Assessing the views of those who don’t want to get involved

It should not be assumed that all those who have an interest in an area or the planning process will necessarily provide a written submission. Around 1 million people live adjacent to the GBR and many millions of people elsewhere in Australia and internationally are concerned for the future of the GBR. However the 31,600 written public submissions represented only a small proportion of all those concerned citizens (noting many individual submissions were prepared on behalf of groups representing many hundreds of members). At many public events during the planning or in the media, it was a small ‘noisy minority’ who dominated the discussions. Different techniques were therefore applied to determine the views of the ‘silent majority’, many of whom were interested or concerned but did not bother to write a public submission. This included commissioning telephone polling of major population centres elsewhere in Australia to determine the ‘real’ level of the wider public understanding and support. In addition, community attitudes and awareness were monitored through public surveys. These showed that many stakeholders were misinformed about the key issues/pressures and what could, or should, be done to address their concerns.

Telephone polling in major population centres around Australia is an approach used by political parties for political purposes. The same polling companies who undertake these surveys were used in the rezoning, with the planners working closely with them to determine the most useful questions. The results helped politicians to understand the wider public perspective, not just the noisy minority or the media reports. Community attitudes were also monitored through public surveys.

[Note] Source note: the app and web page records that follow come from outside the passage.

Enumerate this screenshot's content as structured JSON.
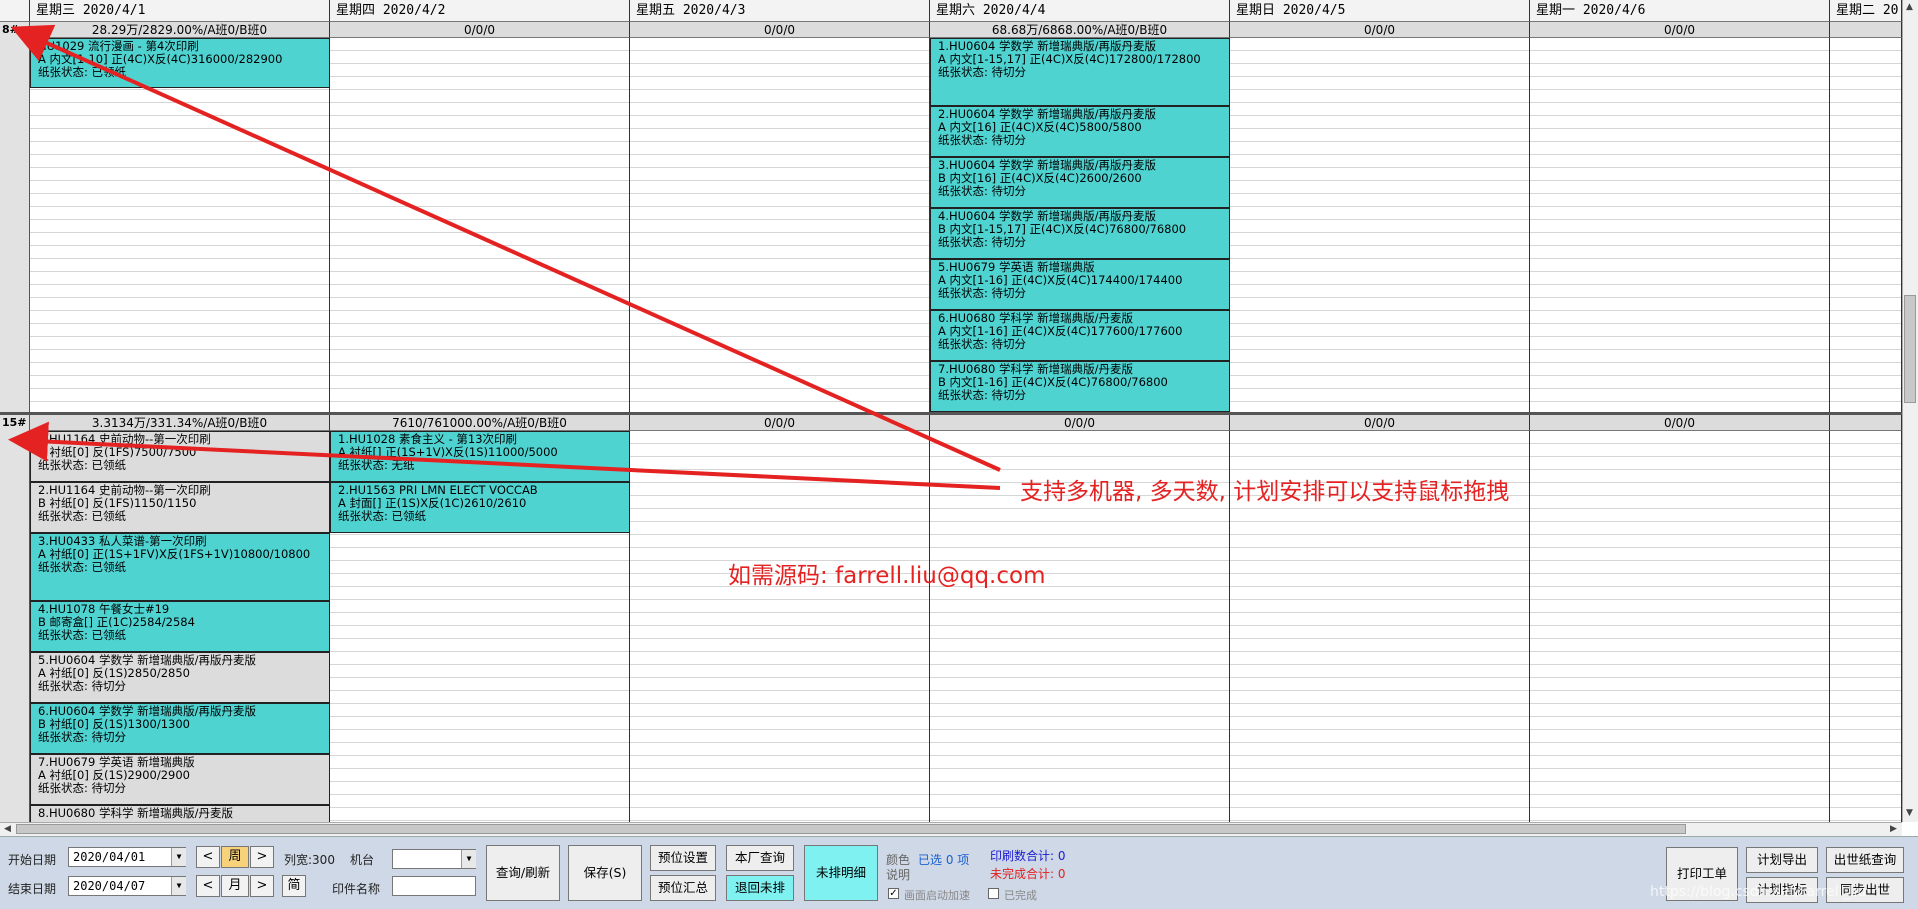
{
  "days": [
    {
      "label": "星期三  2020/4/1"
    },
    {
      "label": "星期四  2020/4/2"
    },
    {
      "label": "星期五  2020/4/3"
    },
    {
      "label": "星期六  2020/4/4"
    },
    {
      "label": "星期日  2020/4/5"
    },
    {
      "label": "星期一  2020/4/6"
    },
    {
      "label": "星期二  20"
    }
  ],
  "machines": [
    {
      "label": "8#",
      "summaries": [
        "28.29万/2829.00%/A班0/B班0",
        "0/0/0",
        "0/0/0",
        "68.68万/6868.00%/A班0/B班0",
        "0/0/0",
        "0/0/0",
        ""
      ],
      "tasks": [
        {
          "day": 0,
          "color": "cyan",
          "l1": "HU1029 流行漫画 - 第4次印刷",
          "l2": "A 内文[1-10] 正(4C)X反(4C)316000/282900",
          "l3": "纸张状态: 已领纸"
        },
        {
          "day": 3,
          "color": "cyan",
          "l1": "1.HU0604 学数学 新增瑞典版/再版丹麦版",
          "l2": "A 内文[1-15,17] 正(4C)X反(4C)172800/172800",
          "l3": "纸张状态: 待切分"
        },
        {
          "day": 3,
          "color": "cyan",
          "l1": "2.HU0604 学数学 新增瑞典版/再版丹麦版",
          "l2": "A 内文[16] 正(4C)X反(4C)5800/5800",
          "l3": "纸张状态: 待切分"
        },
        {
          "day": 3,
          "color": "cyan",
          "l1": "3.HU0604 学数学 新增瑞典版/再版丹麦版",
          "l2": "B 内文[16] 正(4C)X反(4C)2600/2600",
          "l3": "纸张状态: 待切分"
        },
        {
          "day": 3,
          "color": "cyan",
          "l1": "4.HU0604 学数学 新增瑞典版/再版丹麦版",
          "l2": "B 内文[1-15,17] 正(4C)X反(4C)76800/76800",
          "l3": "纸张状态: 待切分"
        },
        {
          "day": 3,
          "color": "cyan",
          "l1": "5.HU0679 学英语 新增瑞典版",
          "l2": "A 内文[1-16] 正(4C)X反(4C)174400/174400",
          "l3": "纸张状态: 待切分"
        },
        {
          "day": 3,
          "color": "cyan",
          "l1": "6.HU0680 学科学 新增瑞典版/丹麦版",
          "l2": "A 内文[1-16] 正(4C)X反(4C)177600/177600",
          "l3": "纸张状态: 待切分"
        },
        {
          "day": 3,
          "color": "cyan",
          "l1": "7.HU0680 学科学 新增瑞典版/丹麦版",
          "l2": "B 内文[1-16] 正(4C)X反(4C)76800/76800",
          "l3": "纸张状态: 待切分"
        }
      ]
    },
    {
      "label": "15#",
      "summaries": [
        "3.3134万/331.34%/A班0/B班0",
        "7610/761000.00%/A班0/B班0",
        "0/0/0",
        "0/0/0",
        "0/0/0",
        "0/0/0",
        ""
      ],
      "tasks": [
        {
          "day": 0,
          "color": "gray",
          "l1": "1.HU1164 史前动物--第一次印刷",
          "l2": "A 衬纸[0] 反(1FS)7500/7500",
          "l3": "纸张状态: 已领纸"
        },
        {
          "day": 0,
          "color": "gray",
          "l1": "2.HU1164 史前动物--第一次印刷",
          "l2": "B 衬纸[0] 反(1FS)1150/1150",
          "l3": "纸张状态: 已领纸"
        },
        {
          "day": 0,
          "color": "cyan",
          "l1": "3.HU0433 私人菜谱-第一次印刷",
          "l2": "A 衬纸[0] 正(1S+1FV)X反(1FS+1V)10800/10800",
          "l3": "纸张状态: 已领纸"
        },
        {
          "day": 0,
          "color": "cyan",
          "l1": "4.HU1078 午餐女士#19",
          "l2": "B 邮寄盒[] 正(1C)2584/2584",
          "l3": "纸张状态: 已领纸"
        },
        {
          "day": 0,
          "color": "gray",
          "l1": "5.HU0604 学数学 新增瑞典版/再版丹麦版",
          "l2": "A 衬纸[0] 反(1S)2850/2850",
          "l3": "纸张状态: 待切分"
        },
        {
          "day": 0,
          "color": "cyan",
          "l1": "6.HU0604 学数学 新增瑞典版/再版丹麦版",
          "l2": "B 衬纸[0] 反(1S)1300/1300",
          "l3": "纸张状态: 待切分"
        },
        {
          "day": 0,
          "color": "gray",
          "l1": "7.HU0679 学英语 新增瑞典版",
          "l2": "A 衬纸[0] 反(1S)2900/2900",
          "l3": "纸张状态: 待切分"
        },
        {
          "day": 0,
          "color": "gray",
          "l1": "8.HU0680 学科学 新增瑞典版/丹麦版",
          "l2": "",
          "l3": ""
        },
        {
          "day": 1,
          "color": "cyan",
          "l1": "1.HU1028 素食主义 - 第13次印刷",
          "l2": "A 衬纸[] 正(1S+1V)X反(1S)11000/5000",
          "l3": "纸张状态: 无纸"
        },
        {
          "day": 1,
          "color": "cyan",
          "l1": "2.HU1563 PRI LMN ELECT VOCCAB",
          "l2": "A 封面[] 正(1S)X反(1C)2610/2610",
          "l3": "纸张状态: 已领纸"
        }
      ]
    }
  ],
  "annotations": {
    "feature": "支持多机器, 多天数, 计划安排可以支持鼠标拖拽",
    "contact": "如需源码: farrell.liu@qq.com"
  },
  "toolbar": {
    "start_date_label": "开始日期",
    "start_date": "2020/04/01",
    "end_date_label": "结束日期",
    "end_date": "2020/04/07",
    "prev": "<",
    "next": ">",
    "week": "周",
    "month": "月",
    "simple": "简",
    "colwidth": "列宽:300",
    "machine_label": "机台",
    "item_name_label": "印件名称",
    "query": "查询/刷新",
    "save": "保存(S)",
    "reserve_set": "预位设置",
    "factory_query": "本厂查询",
    "reserve_sum": "预位汇总",
    "return_unsched": "退回未排",
    "unsched_detail": "未排明细",
    "color_note_1": "颜色",
    "color_note_2": "说明",
    "selected": "已选 0 项",
    "print_total": "印刷数合计: 0",
    "unfinished_total": "未完成合计: 0",
    "screen_accel": "画面启动加速",
    "completed": "已完成",
    "print_order": "打印工单",
    "plan_export": "计划导出",
    "paper_query": "出世纸查询",
    "plan_target": "计划指标",
    "sync": "同步出世"
  },
  "watermark": "https://blog.csdn.net/Farrell_liu",
  "colors": {
    "cyan": "#4ed3d1",
    "gray": "#dcdcdc",
    "annotation": "#e52222",
    "toolbar": "#cfd8e6"
  }
}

  1. Don’t ignore those stakeholders who choose to remain silent.
  2. Remember that politicians are usually more interested in what the wider community thinks than just those who send submissions.
  3. Recognise the ‘noisy minority’ usually does not represent the silent majority comprising all those with an interest in the future of the MPA.
  4. Public meetings are often dominated by a few – ways are needed to allow wider concerns to also be heard.
  5. Some stakeholders ‘leave it to others’ to send a submission – either because they think everything is fine, or else they believe changes are unlikely and so are not motivated to act.
  6. Telephone polling of the wider public or internet surveys can determine the real level of understanding and support.
  7. Tailor your key messages for different target audiences (take a strategic approach).
  8. Monitor wider community attitudes and awareness through media analysis, via the internet (e.g. Survey Monkey) or face-to-face interviews or surveys.